|Drama, drama, drama.|
|Seriously, look at how beautiful this is.|
2. Green Book
Green Book is one of those films that attains its spot on the list thanks to doing everything exceedingly well. It has a tight script, is well shot, and the lead actors are phenomenal. It tells a heartwarming tale of cross-race (and cross-sexuality) friendship set in a time of very little tolerance and screened in a time of diminishing tolerance. It's a timely film, even if it doesn't say enough about our current world to warrant Important Film status.
Some have complained about the film having a white savior complex, but I don't see that here. Instead, I see a film that shows a friendship in which both partners bring something fundamental to the table. It also flips the script on so many other black-white friendship movies like The Green Mile and The Shawshank Redemption in that here the African American part of the team is the learned, cultured scholar teaching the relatively coarse white partner the finer aspects of civilization while the caucasian part of the team is the streetwise, physical half of the tandem.
|Seriously, I don't quite see this as putting the white guy over the black guy.|
Green Book's success as a film is particularly driven by the great work of its stars. Viggo Mortensen jumps off the screen as Italian-American blue collar worker and neighborhood tough guy with the heart of gold Tony Vallelonga. Mahershala Ali may well win another Oscar as the erudite Carnegie Hall pianist Don Shirley. Mortensen and Ali have considerable chemistry, and both live up to their Oscar-worthy resumes. Mahershala Ali in particular makes the case that, once filmmakers start consistently giving him starring roles instead of supporting actor roles (though you can make a great case that Ali was a lead actor here and his nomination in the supporting category is just gamesmanship), he'll be the next pantheon actor of our time.
|Mahershala Ali can make even quiet moments compelling.|
Vice was not one of those "it's obviously an Oscar favorite even while I'm watching it the first time" films for me, but as I was sorting the list out, it became apparent that Vice was the only film that really made me feel like I had seen something new in filmmaking. And really, that's a major part of what pushes a movie to the top of my Best Picture list.
Of course, I've been here before with director Adam McKay, having picked The Big Short as my Best Picture for 2015 when it was up against a similar list of films that did not present a clear and easy favorite. While I still stand by that pick, The Big Short fell, well, short, against Spotlight, a film that I said could easily be my Best Picture despite listing it at number three. I fully expect something similar to happen, as I think McKay ends up being a little too edgy for many Academy voters. Still, here we are.

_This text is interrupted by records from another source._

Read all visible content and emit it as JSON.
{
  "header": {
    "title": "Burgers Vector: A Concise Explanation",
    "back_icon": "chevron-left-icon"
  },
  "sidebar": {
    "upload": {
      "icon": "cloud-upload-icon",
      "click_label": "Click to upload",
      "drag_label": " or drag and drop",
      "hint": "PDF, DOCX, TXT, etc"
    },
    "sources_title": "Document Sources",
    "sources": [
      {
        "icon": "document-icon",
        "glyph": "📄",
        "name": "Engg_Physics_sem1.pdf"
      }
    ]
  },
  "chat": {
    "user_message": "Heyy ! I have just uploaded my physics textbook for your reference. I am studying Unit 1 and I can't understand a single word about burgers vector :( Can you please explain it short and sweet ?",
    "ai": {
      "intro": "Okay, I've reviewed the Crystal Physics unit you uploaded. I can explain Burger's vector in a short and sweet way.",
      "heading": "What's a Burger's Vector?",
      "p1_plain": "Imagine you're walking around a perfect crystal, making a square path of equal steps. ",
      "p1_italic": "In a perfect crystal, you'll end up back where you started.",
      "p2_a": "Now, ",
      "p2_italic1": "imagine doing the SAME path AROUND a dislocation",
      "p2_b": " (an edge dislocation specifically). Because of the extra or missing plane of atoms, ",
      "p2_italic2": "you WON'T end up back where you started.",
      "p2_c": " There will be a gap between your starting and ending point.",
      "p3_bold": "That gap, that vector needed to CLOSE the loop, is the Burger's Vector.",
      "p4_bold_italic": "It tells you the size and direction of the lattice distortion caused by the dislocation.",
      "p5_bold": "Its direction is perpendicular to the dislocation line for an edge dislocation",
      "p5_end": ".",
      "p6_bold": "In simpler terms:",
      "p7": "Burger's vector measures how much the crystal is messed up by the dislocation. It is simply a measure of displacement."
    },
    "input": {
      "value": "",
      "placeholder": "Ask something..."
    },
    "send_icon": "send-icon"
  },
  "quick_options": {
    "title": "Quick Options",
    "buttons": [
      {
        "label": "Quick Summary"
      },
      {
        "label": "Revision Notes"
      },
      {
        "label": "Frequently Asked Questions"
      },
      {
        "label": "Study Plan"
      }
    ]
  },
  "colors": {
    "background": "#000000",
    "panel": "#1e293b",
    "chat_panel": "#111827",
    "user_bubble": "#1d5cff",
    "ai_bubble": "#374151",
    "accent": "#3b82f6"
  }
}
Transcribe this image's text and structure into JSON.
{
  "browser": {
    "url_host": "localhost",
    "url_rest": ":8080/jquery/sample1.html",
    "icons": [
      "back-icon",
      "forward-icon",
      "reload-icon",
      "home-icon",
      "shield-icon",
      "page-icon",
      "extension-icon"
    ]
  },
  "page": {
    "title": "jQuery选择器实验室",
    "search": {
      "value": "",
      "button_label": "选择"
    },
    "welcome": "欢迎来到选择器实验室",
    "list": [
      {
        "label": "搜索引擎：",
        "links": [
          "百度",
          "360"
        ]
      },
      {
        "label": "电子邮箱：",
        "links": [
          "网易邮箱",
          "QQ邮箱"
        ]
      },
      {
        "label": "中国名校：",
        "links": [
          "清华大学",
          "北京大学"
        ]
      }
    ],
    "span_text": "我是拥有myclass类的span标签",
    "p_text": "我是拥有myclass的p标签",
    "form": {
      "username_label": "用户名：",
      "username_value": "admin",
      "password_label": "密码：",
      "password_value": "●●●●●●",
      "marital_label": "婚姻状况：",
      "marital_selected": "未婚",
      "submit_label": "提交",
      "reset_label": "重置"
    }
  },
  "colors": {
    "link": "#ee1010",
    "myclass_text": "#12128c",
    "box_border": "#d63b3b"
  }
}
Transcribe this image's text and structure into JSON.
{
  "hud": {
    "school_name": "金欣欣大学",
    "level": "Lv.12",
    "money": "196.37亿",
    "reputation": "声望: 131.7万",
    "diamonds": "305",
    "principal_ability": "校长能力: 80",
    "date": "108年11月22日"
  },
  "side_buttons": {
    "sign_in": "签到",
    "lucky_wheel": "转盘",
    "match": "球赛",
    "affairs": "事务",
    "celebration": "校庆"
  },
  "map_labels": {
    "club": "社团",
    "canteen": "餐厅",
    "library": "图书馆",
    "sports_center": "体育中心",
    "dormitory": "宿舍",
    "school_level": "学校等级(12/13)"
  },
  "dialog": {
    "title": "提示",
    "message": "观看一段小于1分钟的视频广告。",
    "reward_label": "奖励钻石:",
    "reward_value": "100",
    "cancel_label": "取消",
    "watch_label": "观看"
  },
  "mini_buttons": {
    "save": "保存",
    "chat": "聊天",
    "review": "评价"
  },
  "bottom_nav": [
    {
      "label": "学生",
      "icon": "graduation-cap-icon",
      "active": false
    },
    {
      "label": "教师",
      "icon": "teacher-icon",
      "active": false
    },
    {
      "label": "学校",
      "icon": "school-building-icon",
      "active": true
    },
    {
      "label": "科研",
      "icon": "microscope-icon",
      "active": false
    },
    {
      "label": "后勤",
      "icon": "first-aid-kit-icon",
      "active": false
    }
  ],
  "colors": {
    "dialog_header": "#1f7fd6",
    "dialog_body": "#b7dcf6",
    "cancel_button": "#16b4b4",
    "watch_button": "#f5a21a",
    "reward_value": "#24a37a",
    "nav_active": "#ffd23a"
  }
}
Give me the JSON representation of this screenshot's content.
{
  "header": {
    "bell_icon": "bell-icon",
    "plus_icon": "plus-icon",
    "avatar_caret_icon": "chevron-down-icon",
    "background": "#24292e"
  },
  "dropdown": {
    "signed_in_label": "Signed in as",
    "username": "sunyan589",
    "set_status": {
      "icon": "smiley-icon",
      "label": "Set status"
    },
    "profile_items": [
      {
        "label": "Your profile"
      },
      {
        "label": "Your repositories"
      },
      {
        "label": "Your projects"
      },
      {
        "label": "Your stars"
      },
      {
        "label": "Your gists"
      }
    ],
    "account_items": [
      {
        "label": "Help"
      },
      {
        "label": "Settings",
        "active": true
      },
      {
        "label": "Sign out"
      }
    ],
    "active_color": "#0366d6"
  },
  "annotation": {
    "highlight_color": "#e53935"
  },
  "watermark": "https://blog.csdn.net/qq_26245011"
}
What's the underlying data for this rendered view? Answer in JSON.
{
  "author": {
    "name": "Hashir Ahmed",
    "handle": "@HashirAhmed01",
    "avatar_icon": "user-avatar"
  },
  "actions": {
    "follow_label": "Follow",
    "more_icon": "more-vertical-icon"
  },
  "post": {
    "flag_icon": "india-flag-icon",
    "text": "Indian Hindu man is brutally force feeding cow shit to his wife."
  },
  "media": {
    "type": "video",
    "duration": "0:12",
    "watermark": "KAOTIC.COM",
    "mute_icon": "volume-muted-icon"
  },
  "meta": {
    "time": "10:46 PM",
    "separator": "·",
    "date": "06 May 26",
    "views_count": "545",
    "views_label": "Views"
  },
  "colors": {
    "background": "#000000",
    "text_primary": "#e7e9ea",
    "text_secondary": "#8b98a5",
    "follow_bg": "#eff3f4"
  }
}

Vice shares quite a bit with The Big Short in terms of having a satirical flavor while explaining some of the complex concepts surrounding major issues the film takes on. Instead of using random celebrity encounters to take the audience to school (who can forget Margot Robbie in a bathtub?), Vice uses a single narrator to provide the necessary context and lectures. If you're like me, trying to figure out who the narrator is will bug you throughout the film until they finally reveal their identity, at which point you'll think, "Whooo, they went there!"
|I mean, really.|
|Though he did have to go with some hair graying for later scenes.|
I could see any of my top five getting the actual Best Picture trophy this year, but if you ask me, Vice is my Best Picture of 2018.